Does Cold Affect the Level Gauge on a Propane Tank?
Propane is similar to nearly all other types of materials in that it is affected by cold temperatures. The propane gas contracts when the temperature declines. That reduced level of gas inside the tank is reflected by the gauge which reflects the level on the tank. Normally, this occurs whenever a homeowner checks the gauge during cold climate and sees the amount of the tank level before and after delivery. Depending on the weather conditions, the tank level might not rise as much as expected.
Propane Tank Level Gauge
The propane tank's gauge shows you what portion of the tank is full. Normally, tanks are not filled more than 80% so as to enable the gas to expand on warm temperatures. Like for example, a 500 gallon tank, at a reading of 80 percent at normal temperatures reflects roughly 400 gallons of propane inside the tank. This is roughly the amount that could be stored.

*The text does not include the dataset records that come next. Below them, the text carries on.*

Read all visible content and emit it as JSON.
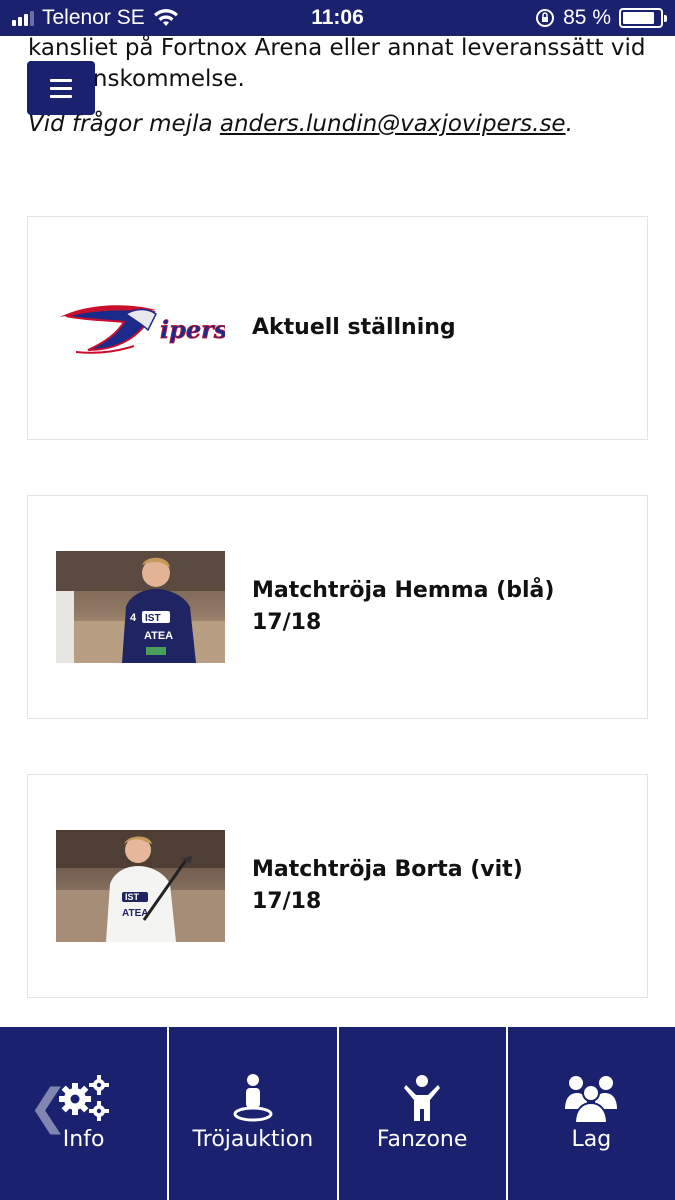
{
  "status_bar": {
    "carrier": "Telenor SE",
    "time": "11:06",
    "battery": "85 %",
    "battery_level": 0.85
  },
  "intro": {
    "line1": "kansliet på Fortnox Arena eller annat leveranssätt vid",
    "line2": "överenskommelse.",
    "question_prefix": "Vid frågor mejla ",
    "email": "anders.lundin@vaxjovipers.se",
    "question_suffix": "."
  },
  "cards": [
    {
      "title": "Aktuell ställning",
      "image": "vipers-logo"
    },
    {
      "title": "Matchtröja Hemma (blå) 17/18",
      "image": "player-home-jersey-photo"
    },
    {
      "title": "Matchtröja Borta (vit) 17/18",
      "image": "player-away-jersey-photo"
    }
  ],
  "tabbar": {
    "tabs": [
      {
        "label": "Info",
        "icon": "gears-icon"
      },
      {
        "label": "Tröjauktion",
        "icon": "person-pin-icon"
      },
      {
        "label": "Fanzone",
        "icon": "person-cheer-icon"
      },
      {
        "label": "Lag",
        "icon": "group-icon"
      }
    ],
    "back_icon": "chevron-left-icon"
  },
  "colors": {
    "brand_navy": "#1a2270",
    "card_border": "#e4e4e4"
  }
}
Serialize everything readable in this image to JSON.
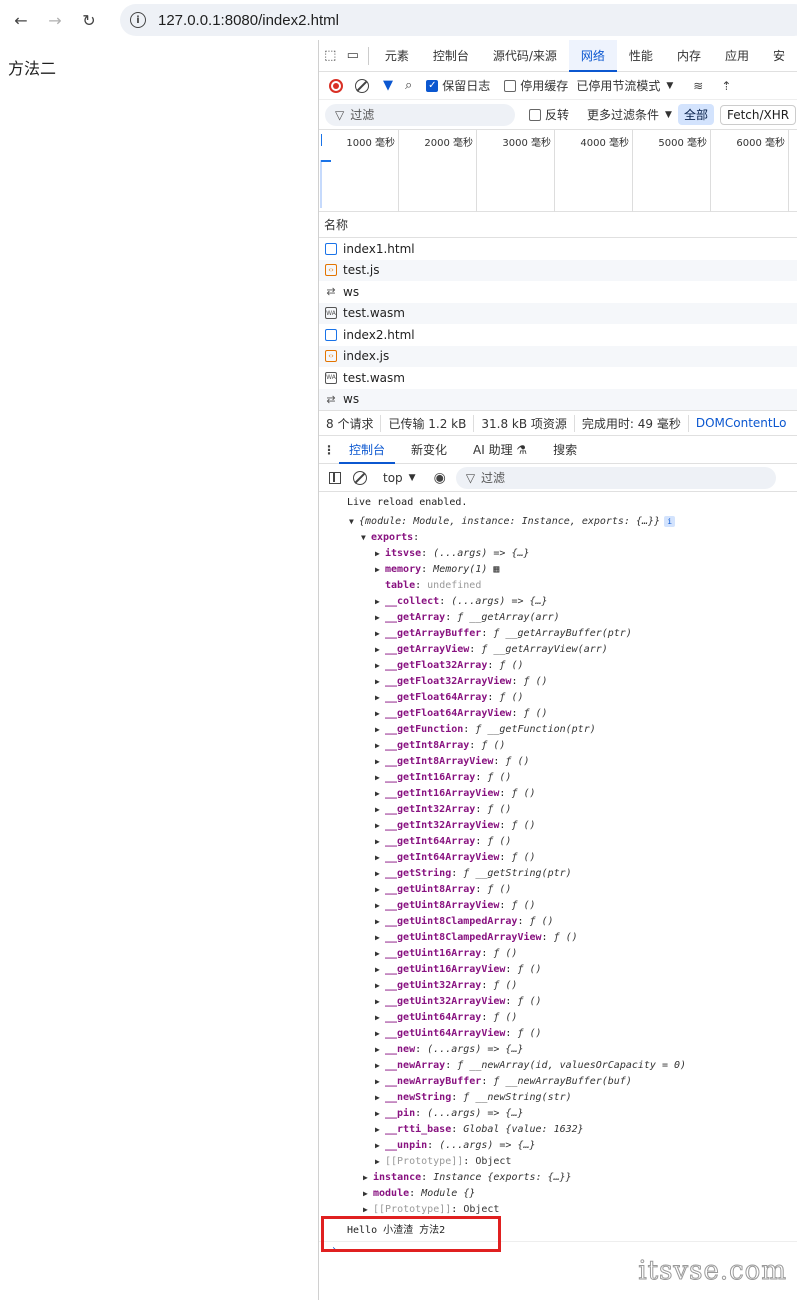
{
  "browser": {
    "url": "127.0.0.1:8080/index2.html"
  },
  "page": {
    "heading": "方法二"
  },
  "devtools": {
    "tabs": [
      "元素",
      "控制台",
      "源代码/来源",
      "网络",
      "性能",
      "内存",
      "应用",
      "安"
    ],
    "active_tab": "网络",
    "network_toolbar": {
      "preserve_log": "保留日志",
      "disable_cache": "停用缓存",
      "throttle": "已停用节流模式"
    },
    "filter_row": {
      "placeholder": "过滤",
      "invert": "反转",
      "more_filters": "更多过滤条件",
      "all": "全部",
      "fetch_xhr": "Fetch/XHR"
    },
    "timeline_ticks": [
      "1000 毫秒",
      "2000 毫秒",
      "3000 毫秒",
      "4000 毫秒",
      "5000 毫秒",
      "6000 毫秒"
    ],
    "requests_header": "名称",
    "requests": [
      {
        "name": "index1.html",
        "icon": "document-icon"
      },
      {
        "name": "test.js",
        "icon": "script-icon"
      },
      {
        "name": "ws",
        "icon": "websocket-icon"
      },
      {
        "name": "test.wasm",
        "icon": "wasm-icon"
      },
      {
        "name": "index2.html",
        "icon": "document-icon"
      },
      {
        "name": "index.js",
        "icon": "script-icon"
      },
      {
        "name": "test.wasm",
        "icon": "wasm-icon"
      },
      {
        "name": "ws",
        "icon": "websocket-icon"
      }
    ],
    "summary": {
      "requests": "8 个请求",
      "transferred": "已传输 1.2 kB",
      "resources": "31.8 kB 项资源",
      "finish": "完成用时: 49 毫秒",
      "dcl": "DOMContentLo"
    },
    "drawer_tabs": [
      "控制台",
      "新变化",
      "AI 助理 ⚗",
      "搜索"
    ],
    "console_toolbar": {
      "context": "top",
      "filter_placeholder": "过滤"
    },
    "console": {
      "live_reload": "Live reload enabled.",
      "object_summary_module": "module",
      "object_summary": {
        "module_key": "module",
        "module_val": "Module",
        "instance_key": "instance",
        "instance_val": "Instance",
        "exports_key": "exports",
        "exports_val": "{…}"
      },
      "exports_label": "exports",
      "exports": [
        {
          "key": "itsvse",
          "val": "(...args) => {…}",
          "expand": true
        },
        {
          "key": "memory",
          "val": "Memory(1) ▦",
          "expand": true
        },
        {
          "key": "table",
          "val": "undefined",
          "expand": false,
          "muted": true
        },
        {
          "key": "__collect",
          "val": "(...args) => {…}",
          "expand": true
        },
        {
          "key": "__getArray",
          "val": "ƒ __getArray(arr)",
          "expand": true
        },
        {
          "key": "__getArrayBuffer",
          "val": "ƒ __getArrayBuffer(ptr)",
          "expand": true
        },
        {
          "key": "__getArrayView",
          "val": "ƒ __getArrayView(arr)",
          "expand": true
        },
        {
          "key": "__getFloat32Array",
          "val": "ƒ ()",
          "expand": true
        },
        {
          "key": "__getFloat32ArrayView",
          "val": "ƒ ()",
          "expand": true
        },
        {
          "key": "__getFloat64Array",
          "val": "ƒ ()",
          "expand": true
        },
        {
          "key": "__getFloat64ArrayView",
          "val": "ƒ ()",
          "expand": true
        },
        {
          "key": "__getFunction",
          "val": "ƒ __getFunction(ptr)",
          "expand": true
        },
        {
          "key": "__getInt8Array",
          "val": "ƒ ()",
          "expand": true
        },
        {
          "key": "__getInt8ArrayView",
          "val": "ƒ ()",
          "expand": true
        },
        {
          "key": "__getInt16Array",
          "val": "ƒ ()",
          "expand": true
        },
        {
          "key": "__getInt16ArrayView",
          "val": "ƒ ()",
          "expand": true
        },
        {
          "key": "__getInt32Array",
          "val": "ƒ ()",
          "expand": true
        },
        {
          "key": "__getInt32ArrayView",
          "val": "ƒ ()",
          "expand": true
        },
        {
          "key": "__getInt64Array",
          "val": "ƒ ()",
          "expand": true
        },
        {
          "key": "__getInt64ArrayView",
          "val": "ƒ ()",
          "expand": true
        },
        {
          "key": "__getString",
          "val": "ƒ __getString(ptr)",
          "expand": true
        },
        {
          "key": "__getUint8Array",
          "val": "ƒ ()",
          "expand": true
        },
        {
          "key": "__getUint8ArrayView",
          "val": "ƒ ()",
          "expand": true
        },
        {
          "key": "__getUint8ClampedArray",
          "val": "ƒ ()",
          "expand": true
        },
        {
          "key": "__getUint8ClampedArrayView",
          "val": "ƒ ()",
          "expand": true
        },
        {
          "key": "__getUint16Array",
          "val": "ƒ ()",
          "expand": true
        },
        {
          "key": "__getUint16ArrayView",
          "val": "ƒ ()",
          "expand": true
        },
        {
          "key": "__getUint32Array",
          "val": "ƒ ()",
          "expand": true
        },
        {
          "key": "__getUint32ArrayView",
          "val": "ƒ ()",
          "expand": true
        },
        {
          "key": "__getUint64Array",
          "val": "ƒ ()",
          "expand": true
        },
        {
          "key": "__getUint64ArrayView",
          "val": "ƒ ()",
          "expand": true
        },
        {
          "key": "__new",
          "val": "(...args) => {…}",
          "expand": true
        },
        {
          "key": "__newArray",
          "val": "ƒ __newArray(id, valuesOrCapacity = 0)",
          "expand": true
        },
        {
          "key": "__newArrayBuffer",
          "val": "ƒ __newArrayBuffer(buf)",
          "expand": true
        },
        {
          "key": "__newString",
          "val": "ƒ __newString(str)",
          "expand": true
        },
        {
          "key": "__pin",
          "val": "(...args) => {…}",
          "expand": true
        },
        {
          "key": "__rtti_base",
          "val": "Global {value: 1632}",
          "expand": true
        },
        {
          "key": "__unpin",
          "val": "(...args) => {…}",
          "expand": true
        },
        {
          "key": "[[Prototype]]",
          "val": "Object",
          "expand": true,
          "proto": true
        }
      ],
      "tail": [
        {
          "key": "instance",
          "val": "Instance {exports: {…}}"
        },
        {
          "key": "module",
          "val": "Module {}"
        },
        {
          "key": "[[Prototype]]",
          "val": "Object",
          "proto": true
        }
      ],
      "output": "Hello 小渣渣 方法2",
      "prompt": "›"
    }
  },
  "watermark": "itsvse.com",
  "colors": {
    "accent": "#0b57d0",
    "highlight_border": "#e02020",
    "console_key": "#881280"
  }
}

The propane industry operates the popular website Propane 101, which considers the propane baseline point to be an exterior temperature of 60 degrees. Like for instance, if the gauge reads 50 percent of capacity on a day when the temperature is close to 60 degrees, then a 500 gallon tank will have around 250 gallons of propane. If the temperature that day is a lot lower than 60 degrees, the gauge would read lower. Also, if the temperature is much higher than 60 degrees, the gauge would actually read higher because the gas expanded.
Effect of Expansion and Contraction
The amount of energy contained or energy contained within a tank would not change when the gas either expands or contracts, according to the propane industry web site. The amount of propane itself has not changed, but just the density of the gas has changed.
The homeowner who orders 100 gallons of propane will be given roughly 424 lbs. of propane. With the delivery of 100 gallons, the homeowner with a 1000 gallon propane tank could expect the guage to go up by 10%. These numbers will be accurate if the temperatures were close to 60 degrees at the time of delivery. If the delivery happened during colder weather conditions, these chillier temperatures will result in a smaller increase reading on the propane gauge.